As the fierce battles of the Civil War continued, some began to question General Grant's military leadership. At Shiloh, Grant fought one of the bloodiest battles in the West. Some called for him to be replaced. President Lincoln fended off demands that Grant be removed by saying, "I can't spare this man — he fights." (From the Ulysses S. Grant home page.)
With President Lincoln's support, Grant was determined to move ahead to victory. He captured Vicksburg, the key city on the Mississippi River, which cut the Confederacy in two. He then broke the Confederate hold on Chattanooga, Tennessee.
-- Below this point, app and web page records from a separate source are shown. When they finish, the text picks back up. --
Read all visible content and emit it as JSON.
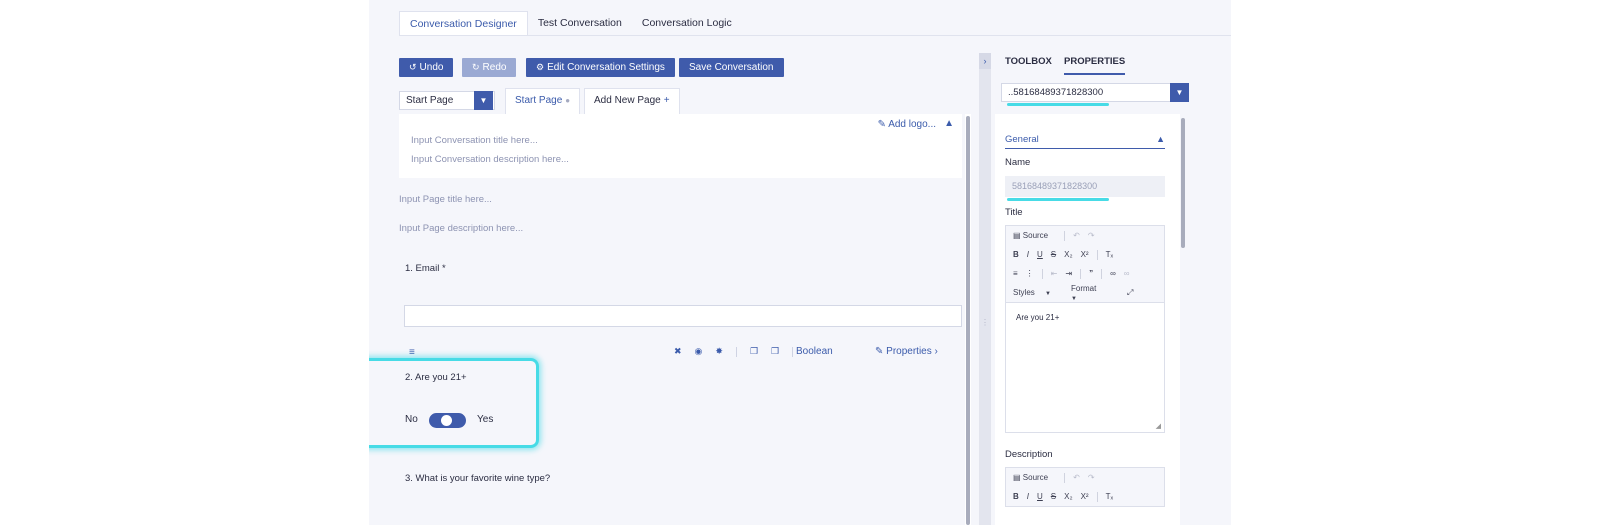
{
  "top_tabs": [
    {
      "label": "Conversation Designer",
      "active": true
    },
    {
      "label": "Test Conversation",
      "active": false
    },
    {
      "label": "Conversation Logic",
      "active": false
    }
  ],
  "toolbar": {
    "undo_label": "Undo",
    "redo_label": "Redo",
    "settings_label": "Edit Conversation Settings",
    "save_label": "Save Conversation"
  },
  "page_select": {
    "value": "Start Page"
  },
  "page_tabs": {
    "start": "Start Page",
    "add": "Add New Page",
    "plus": "+"
  },
  "conversation": {
    "add_logo": "Add logo...",
    "title_placeholder": "Input Conversation title here...",
    "description_placeholder": "Input Conversation description here..."
  },
  "page": {
    "title_placeholder": "Input Page title here...",
    "description_placeholder": "Input Page description here..."
  },
  "questions": {
    "q1": "1. Email *",
    "q2": "2. Are you 21+",
    "q2_no": "No",
    "q2_yes": "Yes",
    "q2_toggle_on": true,
    "q3": "3. What is your favorite wine type?",
    "type_label": "Boolean",
    "properties_label": "Properties"
  },
  "right_panel": {
    "tabs": [
      "TOOLBOX",
      "PROPERTIES"
    ],
    "active_tab": "PROPERTIES",
    "element_select": "..58168489371828300",
    "section": "General",
    "name_label": "Name",
    "name_value": "58168489371828300",
    "title_label": "Title",
    "description_label": "Description",
    "editor": {
      "source": "Source",
      "styles": "Styles",
      "format": "Format",
      "title_content": "Are you 21+"
    }
  },
  "colors": {
    "accent": "#3f5bab",
    "highlight": "#47dbe6",
    "background": "#f5f6fb"
  }
}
Lincoln appointed Grant General-in-Chief of the Union Army in March 1864. Grant directed Sherman to drive through the South while he used the Army of the Potomac to pin down General Lee's Army. After the Overland campaign in the spring of 1864, City Point, (the city is named Hopewell today) Virginia, served as General Grant's Headquarters of the Armies of the United States. From City Point, Grant directed the movements of the various Union troops across the country. His primary goal was to destroy General Robert E. Lee's Army of Northern Virginia. As Sherman and Grant moved farther into the Confederate strongholds, it became clear that the final battles of the Civil War were at hand.
President Lincoln, anxious for the war to end, traveled to City Point and Grant's headquarters. From March 20 to April 8, 1865, the President met with Grant and his officers to discuss the final push into Petersburg. They also talked about the conditions for reuniting the nation after the war.
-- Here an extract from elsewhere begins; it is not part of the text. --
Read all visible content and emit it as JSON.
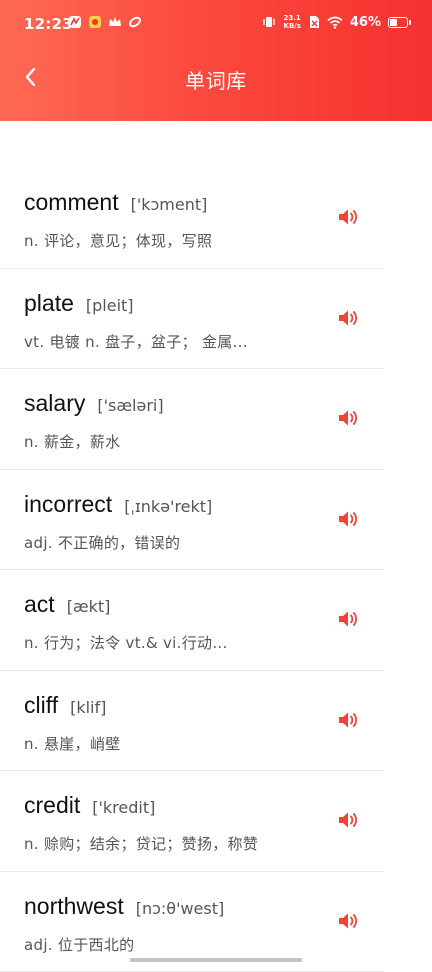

At the end of March, a "war council" conference was held between the President, Generals Grant and Sherman, and other key military leaders. They discussed battle plans that they hoped would end the war. Grant then moved his headquarters into Petersburg so he would be near the final battleground. President Lincoln stayed at City Point, where it is reported that he dreamed of his own death. Interestingly enough, Lincoln did not tell anyone at City Point of his strange dream while he was there. Instead, he reportedly first mentioned it to his wife and others during a social gathering, days later when he returned to Washington, D.C.
General Grant's military strategy was on target as he defeated General Lee at Petersburg. Finally, on April 9, 1865, Lee surrendered at Appomattox Court House. Grant wrote generous terms of surrender that helped to begin the process of uniting the nation again. A main part of Grant's terms included provisions that prevented future trials for treason. Jefferson Davis, President of the Confederacy, was arrested for treason and spent three years in prison at Fort Monroe. But Davis never went to trial on these treason charges.